    • have a low threshold for admitting patients with suspected acute glomerulonephritis
    • admit if present with oliguria, renal failure, nephrotic syndrome, massive proteinuria, significant hypertension, or pulmonary symptoms
  • DDx includes:
    • IgA nephritis
    • membranoproliferative GN
    • lupus nephritis (but gross haematuria is unusual)
    • GN of chronic infection
    • vasculitis
    • predominantly non-glomerular diseases such as HUS, TTP, atheroembolic renal disease, acute hypersensitivity interstitial nephritis
    • irradiation of Wilm's tumour

rapidly progressive crescentic GN (RPGN)

  • usually associated with a rapid decline in renal function (eg. 50% in GFR over 3 months)
  • idiopathic primary type (>10% of all primary GN) is classified into 5 types
    • type I is associated with IgG anti–glomerular basement membrane [GBM] disease and mainly affects young adults
    • type II is immune complex mediated
    • type III is pauci-immune and associated with ANCA
    • type IV are combinations of I and III
    • type V accounts for 5-10% and is ANCA-negative renal vasculitis
    • type II and III mainly occur in middle age
  • 40% are secondary to multisystem disease such as Goodpasture syndrome, Wegener granulomatosis, systemic lupus erythematosus
  • over half present with nephritic syndrome and rapidly deteriorating GFR
  • ~70% will either die or require dialysis
  • DDx includes HUS, TTP

diffuse proliferative glomerulonephritis (DPGN)

membranoproliferative glomerulonephritis (MPGN)

minimal change disease (MCD)

  • the most common single form of nephrotic syndrome in children accounting for 85-95% of cases
  • 80% are younger than 6 years old at presentation with peak incidence in 2 year olds
  • in adults, the mean age of onset is 40 years
  • corticosteroids are the treatment of choice, leading to complete remission of proteinuria in most cases.
  • ~90% of children respond within 2 weeks to prednisone at a dose of 60 mg/msq/d. Rx is continued for another 6 weeks, at lower doses of prednisone, after the remission of proteinuria.

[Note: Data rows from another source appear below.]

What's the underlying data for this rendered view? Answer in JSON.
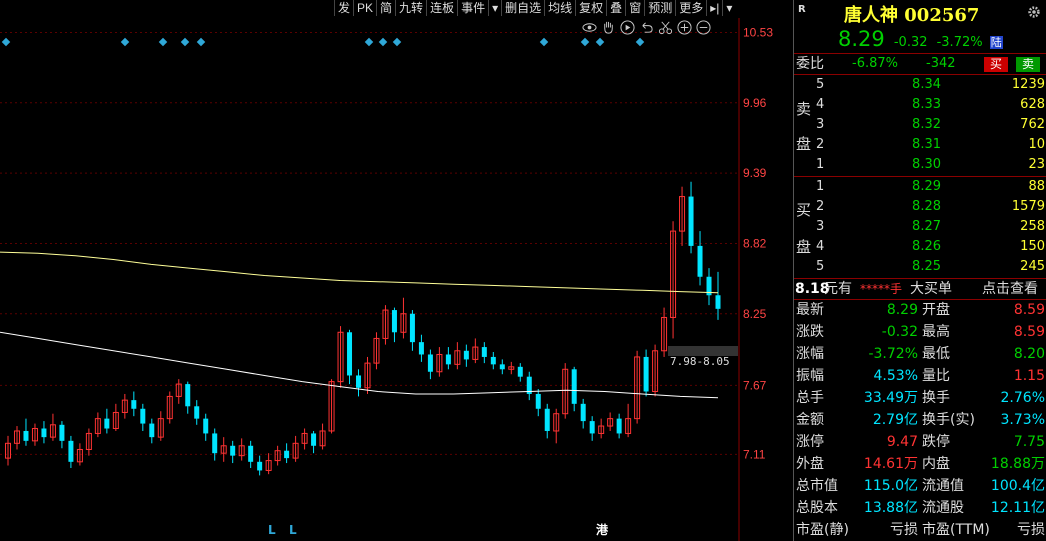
{
  "toolbar": {
    "items": [
      "发",
      "PK",
      "简",
      "九转",
      "连板",
      "事件",
      "▾",
      "删自选",
      "均线",
      "复权",
      "叠",
      "窗",
      "预测",
      "更多",
      "▸|",
      "▾"
    ],
    "icons": [
      "eye-icon",
      "hand-icon",
      "play-icon",
      "undo-icon",
      "scissors-icon",
      "zoom-in-icon",
      "zoom-out-icon"
    ]
  },
  "chart": {
    "y_ticks": [
      "10.53",
      "9.96",
      "9.39",
      "8.82",
      "8.25",
      "7.67",
      "7.11"
    ],
    "range_label": "7.98-8.05",
    "bottom_markers": [
      "L",
      "L",
      "港"
    ]
  },
  "chart_data": {
    "type": "candlestick",
    "ylim": [
      6.7,
      10.55
    ],
    "up_color": "#ff3333",
    "down_color": "#00e5ff",
    "ma_color": "#ffff99",
    "ma2_color": "#ffffff",
    "candles": [
      [
        7.08,
        7.2,
        7.26,
        7.02
      ],
      [
        7.2,
        7.3,
        7.34,
        7.15
      ],
      [
        7.3,
        7.22,
        7.4,
        7.18
      ],
      [
        7.22,
        7.32,
        7.36,
        7.18
      ],
      [
        7.32,
        7.25,
        7.38,
        7.2
      ],
      [
        7.25,
        7.35,
        7.44,
        7.22
      ],
      [
        7.35,
        7.22,
        7.38,
        7.16
      ],
      [
        7.22,
        7.05,
        7.26,
        7.0
      ],
      [
        7.05,
        7.15,
        7.2,
        7.02
      ],
      [
        7.15,
        7.28,
        7.32,
        7.1
      ],
      [
        7.28,
        7.4,
        7.45,
        7.25
      ],
      [
        7.4,
        7.32,
        7.48,
        7.28
      ],
      [
        7.32,
        7.45,
        7.52,
        7.3
      ],
      [
        7.45,
        7.55,
        7.6,
        7.4
      ],
      [
        7.55,
        7.48,
        7.62,
        7.42
      ],
      [
        7.48,
        7.36,
        7.52,
        7.3
      ],
      [
        7.36,
        7.25,
        7.4,
        7.2
      ],
      [
        7.25,
        7.4,
        7.46,
        7.22
      ],
      [
        7.4,
        7.58,
        7.62,
        7.36
      ],
      [
        7.58,
        7.68,
        7.72,
        7.52
      ],
      [
        7.68,
        7.5,
        7.7,
        7.44
      ],
      [
        7.5,
        7.4,
        7.55,
        7.35
      ],
      [
        7.4,
        7.28,
        7.44,
        7.22
      ],
      [
        7.28,
        7.12,
        7.32,
        7.06
      ],
      [
        7.12,
        7.18,
        7.25,
        7.05
      ],
      [
        7.18,
        7.1,
        7.22,
        7.04
      ],
      [
        7.1,
        7.18,
        7.24,
        7.06
      ],
      [
        7.18,
        7.05,
        7.22,
        7.0
      ],
      [
        7.05,
        6.98,
        7.1,
        6.94
      ],
      [
        6.98,
        7.06,
        7.12,
        6.95
      ],
      [
        7.06,
        7.14,
        7.18,
        7.02
      ],
      [
        7.14,
        7.08,
        7.2,
        7.04
      ],
      [
        7.08,
        7.2,
        7.26,
        7.05
      ],
      [
        7.2,
        7.28,
        7.32,
        7.15
      ],
      [
        7.28,
        7.18,
        7.3,
        7.12
      ],
      [
        7.18,
        7.3,
        7.36,
        7.15
      ],
      [
        7.3,
        7.7,
        7.72,
        7.28
      ],
      [
        7.7,
        8.1,
        8.15,
        7.65
      ],
      [
        8.1,
        7.75,
        8.12,
        7.68
      ],
      [
        7.75,
        7.65,
        7.8,
        7.58
      ],
      [
        7.65,
        7.85,
        7.9,
        7.6
      ],
      [
        7.85,
        8.05,
        8.1,
        7.8
      ],
      [
        8.05,
        8.28,
        8.32,
        8.0
      ],
      [
        8.28,
        8.1,
        8.3,
        8.02
      ],
      [
        8.1,
        8.25,
        8.38,
        8.05
      ],
      [
        8.25,
        8.02,
        8.28,
        7.95
      ],
      [
        8.02,
        7.92,
        8.08,
        7.86
      ],
      [
        7.92,
        7.78,
        7.96,
        7.72
      ],
      [
        7.78,
        7.92,
        7.98,
        7.74
      ],
      [
        7.92,
        7.84,
        7.98,
        7.8
      ],
      [
        7.84,
        7.95,
        8.02,
        7.8
      ],
      [
        7.95,
        7.88,
        8.0,
        7.82
      ],
      [
        7.88,
        7.98,
        8.05,
        7.85
      ],
      [
        7.98,
        7.9,
        8.02,
        7.85
      ],
      [
        7.9,
        7.84,
        7.94,
        7.8
      ],
      [
        7.84,
        7.8,
        7.88,
        7.76
      ],
      [
        7.8,
        7.82,
        7.86,
        7.76
      ],
      [
        7.82,
        7.74,
        7.85,
        7.7
      ],
      [
        7.74,
        7.6,
        7.78,
        7.55
      ],
      [
        7.6,
        7.48,
        7.64,
        7.42
      ],
      [
        7.48,
        7.3,
        7.52,
        7.24
      ],
      [
        7.3,
        7.44,
        7.48,
        7.2
      ],
      [
        7.44,
        7.8,
        7.85,
        7.4
      ],
      [
        7.8,
        7.52,
        7.82,
        7.46
      ],
      [
        7.52,
        7.38,
        7.56,
        7.32
      ],
      [
        7.38,
        7.28,
        7.42,
        7.22
      ],
      [
        7.28,
        7.34,
        7.4,
        7.24
      ],
      [
        7.34,
        7.4,
        7.45,
        7.3
      ],
      [
        7.4,
        7.28,
        7.44,
        7.24
      ],
      [
        7.28,
        7.4,
        7.52,
        7.25
      ],
      [
        7.4,
        7.9,
        7.95,
        7.36
      ],
      [
        7.9,
        7.62,
        7.96,
        7.58
      ],
      [
        7.62,
        7.95,
        8.0,
        7.58
      ],
      [
        7.95,
        8.22,
        8.3,
        7.9
      ],
      [
        8.22,
        8.92,
        9.0,
        8.05
      ],
      [
        8.92,
        9.2,
        9.28,
        8.8
      ],
      [
        9.2,
        8.8,
        9.32,
        8.74
      ],
      [
        8.8,
        8.55,
        8.92,
        8.48
      ],
      [
        8.55,
        8.4,
        8.62,
        8.32
      ],
      [
        8.4,
        8.29,
        8.59,
        8.2
      ]
    ],
    "ma_long": [
      8.75,
      8.74,
      8.72,
      8.69,
      8.65,
      8.62,
      8.59,
      8.56,
      8.54,
      8.52,
      8.51,
      8.5,
      8.49,
      8.48,
      8.47,
      8.46,
      8.45,
      8.44,
      8.43,
      8.42
    ],
    "ma_mid": [
      8.1,
      8.05,
      8.0,
      7.95,
      7.9,
      7.85,
      7.8,
      7.75,
      7.7,
      7.66,
      7.62,
      7.6,
      7.6,
      7.61,
      7.62,
      7.63,
      7.62,
      7.6,
      7.58,
      7.57
    ],
    "ticker_markers_x": [
      6,
      125,
      163,
      185,
      201,
      369,
      383,
      397,
      544,
      585,
      600,
      640
    ]
  },
  "panel": {
    "badge": "R",
    "name_code": "唐人神 002567",
    "price": "8.29",
    "change": "-0.32",
    "change_pct": "-3.72%",
    "market_tag": "陆",
    "weibi_label": "委比",
    "weibi_pct": "-6.87%",
    "weibi_diff": "-342",
    "buy_btn": "买",
    "sell_btn": "卖",
    "sell_label": [
      "卖",
      "盘"
    ],
    "buy_label": [
      "买",
      "盘"
    ],
    "asks": [
      {
        "lvl": "5",
        "price": "8.34",
        "vol": "1239"
      },
      {
        "lvl": "4",
        "price": "8.33",
        "vol": "628"
      },
      {
        "lvl": "3",
        "price": "8.32",
        "vol": "762"
      },
      {
        "lvl": "2",
        "price": "8.31",
        "vol": "10"
      },
      {
        "lvl": "1",
        "price": "8.30",
        "vol": "23"
      }
    ],
    "bids": [
      {
        "lvl": "1",
        "price": "8.29",
        "vol": "88"
      },
      {
        "lvl": "2",
        "price": "8.28",
        "vol": "1579"
      },
      {
        "lvl": "3",
        "price": "8.27",
        "vol": "258"
      },
      {
        "lvl": "4",
        "price": "8.26",
        "vol": "150"
      },
      {
        "lvl": "5",
        "price": "8.25",
        "vol": "245"
      }
    ],
    "bigorder": {
      "price": "8.18",
      "unit": "元有",
      "stars": "*****手",
      "label": "大买单",
      "link": "点击查看"
    },
    "stats": [
      {
        "l1": "最新",
        "v1": "8.29",
        "c1": "green",
        "l2": "开盘",
        "v2": "8.59",
        "c2": "red"
      },
      {
        "l1": "涨跌",
        "v1": "-0.32",
        "c1": "green",
        "l2": "最高",
        "v2": "8.59",
        "c2": "red"
      },
      {
        "l1": "涨幅",
        "v1": "-3.72%",
        "c1": "green",
        "l2": "最低",
        "v2": "8.20",
        "c2": "green"
      },
      {
        "l1": "振幅",
        "v1": "4.53%",
        "c1": "cyan",
        "l2": "量比",
        "v2": "1.15",
        "c2": "red"
      },
      {
        "l1": "总手",
        "v1": "33.49万",
        "c1": "cyan",
        "l2": "换手",
        "v2": "2.76%",
        "c2": "cyan"
      },
      {
        "l1": "金额",
        "v1": "2.79亿",
        "c1": "cyan",
        "l2": "换手(实)",
        "v2": "3.73%",
        "c2": "cyan"
      },
      {
        "l1": "涨停",
        "v1": "9.47",
        "c1": "red",
        "l2": "跌停",
        "v2": "7.75",
        "c2": "green"
      },
      {
        "l1": "外盘",
        "v1": "14.61万",
        "c1": "red",
        "l2": "内盘",
        "v2": "18.88万",
        "c2": "green"
      },
      {
        "l1": "总市值",
        "v1": "115.0亿",
        "c1": "cyan",
        "l2": "流通值",
        "v2": "100.4亿",
        "c2": "cyan"
      },
      {
        "l1": "总股本",
        "v1": "13.88亿",
        "c1": "cyan",
        "l2": "流通股",
        "v2": "12.11亿",
        "c2": "cyan"
      },
      {
        "l1": "市盈(静)",
        "v1": "亏损",
        "c1": "white",
        "l2": "市盈(TTM)",
        "v2": "亏损",
        "c2": "white"
      }
    ]
  }
}
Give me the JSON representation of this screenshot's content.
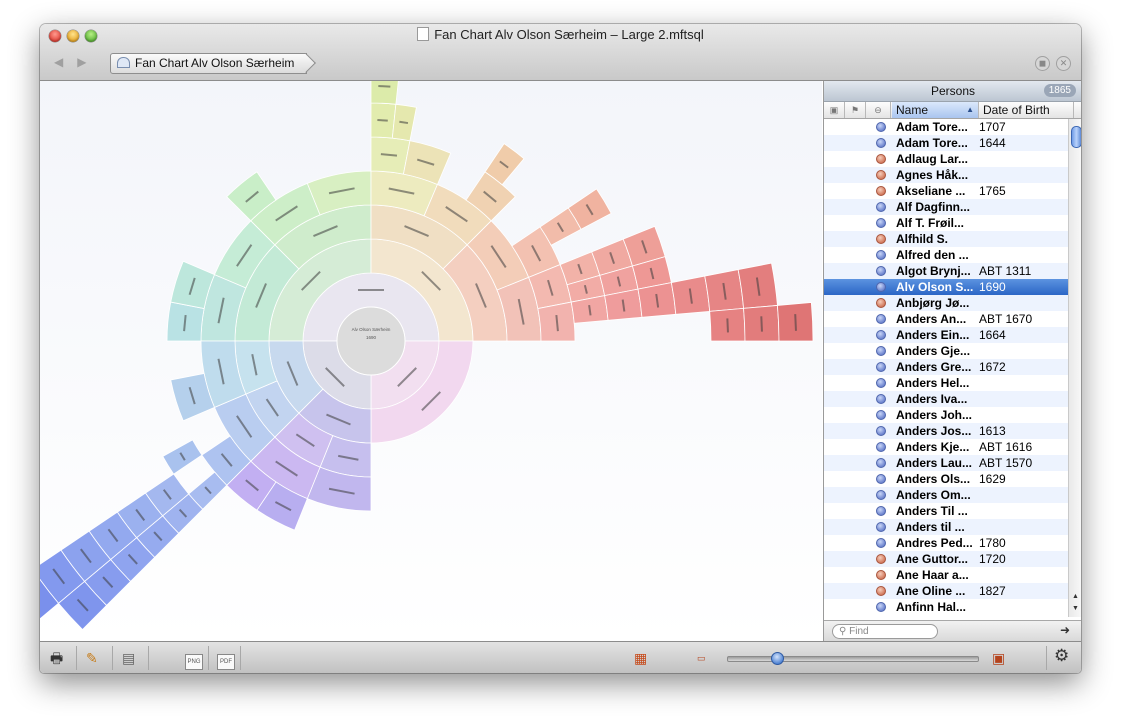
{
  "window": {
    "title": "Fan Chart Alv Olson Særheim – Large 2.mftsql",
    "breadcrumb": "Fan Chart Alv Olson Særheim",
    "nav_back": "◀",
    "nav_forward": "▶"
  },
  "fan_chart": {
    "center_name": "Alv Olson Særheim",
    "center_year": "1690"
  },
  "sidebar": {
    "title": "Persons",
    "count": "1865",
    "columns": {
      "name": "Name",
      "date": "Date of Birth"
    },
    "find_placeholder": "Find",
    "persons": [
      {
        "name": "Adam Tore...",
        "date": "1707",
        "gender": "m"
      },
      {
        "name": "Adam Tore...",
        "date": "1644",
        "gender": "m"
      },
      {
        "name": "Adlaug Lar...",
        "date": "",
        "gender": "f"
      },
      {
        "name": "Agnes Håk...",
        "date": "",
        "gender": "f"
      },
      {
        "name": "Akseliane ...",
        "date": "1765",
        "gender": "f"
      },
      {
        "name": "Alf Dagfinn...",
        "date": "",
        "gender": "m"
      },
      {
        "name": "Alf T. Frøil...",
        "date": "",
        "gender": "m"
      },
      {
        "name": "Alfhild S.",
        "date": "",
        "gender": "f"
      },
      {
        "name": "Alfred den ...",
        "date": "",
        "gender": "m"
      },
      {
        "name": "Algot Brynj...",
        "date": "ABT 1311",
        "gender": "m"
      },
      {
        "name": "Alv Olson S...",
        "date": "1690",
        "gender": "m",
        "selected": true
      },
      {
        "name": "Anbjørg Jø...",
        "date": "",
        "gender": "f"
      },
      {
        "name": "Anders An...",
        "date": "ABT 1670",
        "gender": "m"
      },
      {
        "name": "Anders Ein...",
        "date": "1664",
        "gender": "m"
      },
      {
        "name": "Anders Gje...",
        "date": "",
        "gender": "m"
      },
      {
        "name": "Anders Gre...",
        "date": "1672",
        "gender": "m"
      },
      {
        "name": "Anders Hel...",
        "date": "",
        "gender": "m"
      },
      {
        "name": "Anders Iva...",
        "date": "",
        "gender": "m"
      },
      {
        "name": "Anders Joh...",
        "date": "",
        "gender": "m"
      },
      {
        "name": "Anders Jos...",
        "date": "1613",
        "gender": "m"
      },
      {
        "name": "Anders Kje...",
        "date": "ABT 1616",
        "gender": "m"
      },
      {
        "name": "Anders Lau...",
        "date": "ABT 1570",
        "gender": "m"
      },
      {
        "name": "Anders Ols...",
        "date": "1629",
        "gender": "m"
      },
      {
        "name": "Anders Om...",
        "date": "",
        "gender": "m"
      },
      {
        "name": "Anders Til ...",
        "date": "",
        "gender": "m"
      },
      {
        "name": "Anders til ...",
        "date": "",
        "gender": "m"
      },
      {
        "name": "Andres Ped...",
        "date": "1780",
        "gender": "m"
      },
      {
        "name": "Ane Guttor...",
        "date": "1720",
        "gender": "f"
      },
      {
        "name": "Ane Haar a...",
        "date": "",
        "gender": "f"
      },
      {
        "name": "Ane Oline ...",
        "date": "1827",
        "gender": "f"
      },
      {
        "name": "Anfinn Hal...",
        "date": "",
        "gender": "m"
      }
    ]
  },
  "bottombar": {
    "png": "PNG",
    "pdf": "PDF"
  },
  "zoom_fraction": 0.18
}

IgA nephropathy

  • aka Berger disease
  • the most common cause of glomerulonephritis in the world, being found in 40% of renal biopsies performed for GN in Asia, 20% in Europe and 10% in USA
  • highly variable ranging from asymptomatic haematuria to rapidly progressive glomerulonephritis
  • usually sporadic with onset often preceded by resp. tract infection (has been linked to H. parainfluenzae in some cases), but familial forms have been reported
  • many have sporadic, transient frank haematuria within the 1st 72 hours of onset of pharyngitis, but may be associated with other infections, strenuous physical exercise and trauma.
  • usually benign course but 20% may develop ESRD over 20 years, and 1-2% of all patients with IgA nephropathy develop ESRD each year.
  • 80% are diagnosed at age range 16-35years but can affect all ages

Goodpasture syndrome

  • a rare form of glomerulonephritis with pulmonary hemorrhage due to an anti-GBM disease of complex pathogeneses
  • note that cases where there is no pulmonary involvement are usually just called anti-GBM disease (10-40% may be ANCA positive)
  • 1-2% of all cases of crescentic rapidly progressive glomerulonephritis are secondary to this disorder
  • 1st described in 1919 by Goodpasture who documented 3 cases in the influenza epidemic
  • an initial insult to the pulmonary vasculature is required for exposure of the alveolar capillaries to the anti-GBM antibodies.
  • predisposing factors for such exposure include the following:
    • association with HLA-DR2
    • exposure to organic solvents or hydrocarbons
    • smoking
    • infection (eg, influenza A2)
    • cocaine inhalation
    • exposure to metal dusts
1)
Perry GJ, George CR, Field MJ, et al: Thin-membrane nephropathy – a common cause of glomerular haematuria. Med J Aust 1989; 151:638-642
2)
Dische FE, Anderson VE, Keane SJ: Incidence of thin basement nephropathy: morphometric investigation of a population sample. J Clin Pathol 1990; 45:457-460
gn.txt · Last modified: 2013/10/28 18:49 (external edit)